On March 15, the Principal Chief Conservator of Forests, Punati Sridhar, had issued a circular to forest officers across the state to the effect that the children of mahouts and members of the Kavadi community were to be enrolled in government schools only and not in private schools.
â€śMahouts and Kavadis are sending their children to distant private schools, which is adversely affecting government work, forest and wildlife conservation,â€ť the circular states.
â€śMahouts and Kavadis working in various divisions and forest ranges are not enrolling their children in government schools, although they are closer to their place of work. Instead, they are enrolling them in distant private schools. Therefore, to ensure the welfare of forest and wildlife conservation, mahouts and Kavadis have been hereby ordered to enrol their children in government schools, which is in the proximity of their residence or place of employment from the following academic year,â€ť the order adds.
Outraged mahouts and members of the Kavadi community, along with activists, condemned the Departmentâ€™s actions, by calling it a conspiracy, saying it â€śinfringed on the freedom of students in the stateâ€ť.
An official in the Forest Department, who didnâ€™t wish to be named, said the mahouts alleged that the circular was issued to ensure their children didnâ€™t receive quality education and a second generation of mahouts was thus guaranteed.
â€śThe mahouts were angry and stated that the Department was trying to take away their childrenâ€™s right to quality education. It was definitely a mistake on behalf of the Department as it has no authority to tell the mahouts which school they have to enrol their children in. The mahouts alleged that the department was trying to stop their children from getting educated just to ensure that the Department has a second generation of mahouts. We held a meeting with a few activists and the circular was withdrawn,â€ť the official said.

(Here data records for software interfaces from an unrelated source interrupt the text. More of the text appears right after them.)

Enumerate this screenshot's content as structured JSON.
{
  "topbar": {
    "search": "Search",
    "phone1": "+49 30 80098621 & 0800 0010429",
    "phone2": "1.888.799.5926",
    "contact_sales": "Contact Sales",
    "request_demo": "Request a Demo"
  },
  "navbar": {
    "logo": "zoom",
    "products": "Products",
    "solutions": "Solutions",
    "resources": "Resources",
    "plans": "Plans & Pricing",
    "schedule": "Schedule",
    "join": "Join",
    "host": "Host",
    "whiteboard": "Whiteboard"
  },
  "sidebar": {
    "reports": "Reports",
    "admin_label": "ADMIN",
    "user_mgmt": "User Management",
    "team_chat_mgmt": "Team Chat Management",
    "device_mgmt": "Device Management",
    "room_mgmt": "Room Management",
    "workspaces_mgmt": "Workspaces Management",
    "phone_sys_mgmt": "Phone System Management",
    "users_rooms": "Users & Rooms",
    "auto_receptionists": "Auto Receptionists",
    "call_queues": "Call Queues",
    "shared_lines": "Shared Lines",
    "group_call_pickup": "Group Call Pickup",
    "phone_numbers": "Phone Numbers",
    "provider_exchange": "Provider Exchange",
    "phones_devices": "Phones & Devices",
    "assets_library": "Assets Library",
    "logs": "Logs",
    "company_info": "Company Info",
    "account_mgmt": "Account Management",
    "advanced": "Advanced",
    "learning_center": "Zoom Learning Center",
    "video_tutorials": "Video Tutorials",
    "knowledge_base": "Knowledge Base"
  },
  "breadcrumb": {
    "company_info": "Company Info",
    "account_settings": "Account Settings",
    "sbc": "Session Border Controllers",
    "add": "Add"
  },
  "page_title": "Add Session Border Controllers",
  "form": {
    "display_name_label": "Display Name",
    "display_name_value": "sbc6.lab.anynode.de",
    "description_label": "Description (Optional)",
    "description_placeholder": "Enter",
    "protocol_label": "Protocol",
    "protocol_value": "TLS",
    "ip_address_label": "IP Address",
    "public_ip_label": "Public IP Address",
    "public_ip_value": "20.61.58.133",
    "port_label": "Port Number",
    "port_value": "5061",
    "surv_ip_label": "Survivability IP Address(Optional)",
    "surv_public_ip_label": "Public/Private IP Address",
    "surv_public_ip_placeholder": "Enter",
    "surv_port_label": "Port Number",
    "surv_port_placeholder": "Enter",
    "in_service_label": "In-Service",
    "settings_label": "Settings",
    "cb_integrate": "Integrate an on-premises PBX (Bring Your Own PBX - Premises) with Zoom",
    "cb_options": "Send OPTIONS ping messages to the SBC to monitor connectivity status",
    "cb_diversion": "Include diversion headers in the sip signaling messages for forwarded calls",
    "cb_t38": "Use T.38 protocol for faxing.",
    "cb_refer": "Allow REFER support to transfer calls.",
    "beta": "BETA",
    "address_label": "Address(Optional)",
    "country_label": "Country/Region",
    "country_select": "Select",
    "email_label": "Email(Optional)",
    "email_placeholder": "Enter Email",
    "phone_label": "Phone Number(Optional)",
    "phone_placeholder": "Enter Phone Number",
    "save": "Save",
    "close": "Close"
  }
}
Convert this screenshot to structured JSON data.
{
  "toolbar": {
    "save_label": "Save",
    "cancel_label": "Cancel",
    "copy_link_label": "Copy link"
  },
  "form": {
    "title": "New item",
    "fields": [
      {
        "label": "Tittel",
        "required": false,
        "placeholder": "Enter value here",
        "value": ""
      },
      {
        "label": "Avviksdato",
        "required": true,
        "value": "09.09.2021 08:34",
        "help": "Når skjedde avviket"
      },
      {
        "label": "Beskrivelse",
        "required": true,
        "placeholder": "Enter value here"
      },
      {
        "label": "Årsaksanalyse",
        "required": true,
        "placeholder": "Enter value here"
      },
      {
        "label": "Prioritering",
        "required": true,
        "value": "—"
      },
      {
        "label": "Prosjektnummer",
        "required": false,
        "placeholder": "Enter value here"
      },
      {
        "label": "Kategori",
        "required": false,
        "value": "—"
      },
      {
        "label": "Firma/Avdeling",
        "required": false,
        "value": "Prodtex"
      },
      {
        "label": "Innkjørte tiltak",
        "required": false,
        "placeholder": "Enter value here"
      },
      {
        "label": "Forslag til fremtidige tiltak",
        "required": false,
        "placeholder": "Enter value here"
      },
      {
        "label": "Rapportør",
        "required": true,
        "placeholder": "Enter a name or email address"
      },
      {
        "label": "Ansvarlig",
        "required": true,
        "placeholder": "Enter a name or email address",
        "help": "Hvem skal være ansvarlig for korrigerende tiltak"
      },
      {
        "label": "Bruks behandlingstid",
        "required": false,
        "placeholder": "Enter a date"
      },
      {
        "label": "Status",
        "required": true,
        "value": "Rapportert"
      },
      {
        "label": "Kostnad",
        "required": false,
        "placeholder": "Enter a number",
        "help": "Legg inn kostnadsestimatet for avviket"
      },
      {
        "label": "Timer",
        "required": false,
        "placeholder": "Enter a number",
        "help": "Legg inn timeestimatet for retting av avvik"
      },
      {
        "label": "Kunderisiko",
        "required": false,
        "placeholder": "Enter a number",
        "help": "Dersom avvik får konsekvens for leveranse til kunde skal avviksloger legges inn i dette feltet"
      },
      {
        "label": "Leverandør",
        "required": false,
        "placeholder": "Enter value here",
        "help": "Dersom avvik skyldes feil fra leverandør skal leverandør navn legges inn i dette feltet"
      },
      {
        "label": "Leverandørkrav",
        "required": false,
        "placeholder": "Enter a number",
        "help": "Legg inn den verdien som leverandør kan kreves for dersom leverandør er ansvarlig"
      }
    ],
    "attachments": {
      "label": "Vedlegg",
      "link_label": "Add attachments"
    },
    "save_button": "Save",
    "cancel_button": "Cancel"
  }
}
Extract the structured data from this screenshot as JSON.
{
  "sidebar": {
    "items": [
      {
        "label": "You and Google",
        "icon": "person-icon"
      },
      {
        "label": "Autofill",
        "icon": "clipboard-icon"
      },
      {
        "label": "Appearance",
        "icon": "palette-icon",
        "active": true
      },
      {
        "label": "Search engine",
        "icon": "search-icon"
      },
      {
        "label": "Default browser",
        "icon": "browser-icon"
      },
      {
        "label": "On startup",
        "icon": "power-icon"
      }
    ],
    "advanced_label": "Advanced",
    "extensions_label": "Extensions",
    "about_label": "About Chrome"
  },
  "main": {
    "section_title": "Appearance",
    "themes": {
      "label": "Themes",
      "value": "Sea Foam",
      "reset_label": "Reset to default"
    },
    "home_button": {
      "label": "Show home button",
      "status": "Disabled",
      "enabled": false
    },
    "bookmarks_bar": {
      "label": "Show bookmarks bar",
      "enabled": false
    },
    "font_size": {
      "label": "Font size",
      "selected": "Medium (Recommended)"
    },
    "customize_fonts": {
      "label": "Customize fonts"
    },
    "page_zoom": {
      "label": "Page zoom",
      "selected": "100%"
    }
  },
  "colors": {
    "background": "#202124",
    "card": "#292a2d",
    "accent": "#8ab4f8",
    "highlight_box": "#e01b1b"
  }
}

Following the outrage by the mahouts and members of the Kavadi community, C Jayaram, the Chief Conservator of Forests, said that the circular had been withdrawn on Tuesday.
â€śThere was a clear miscommunication in the circular. We have issued a new circular on Tuesday. The intention was to ensure that children of all mahouts and Kavadis were compulsorily enrolled in a school. Many of them do not send their children to schools at all. The department wanted to ensure that all the kids join schools. There has been some miscommunication and we have sorted it out, and issued a fresh circular,â€ť he said.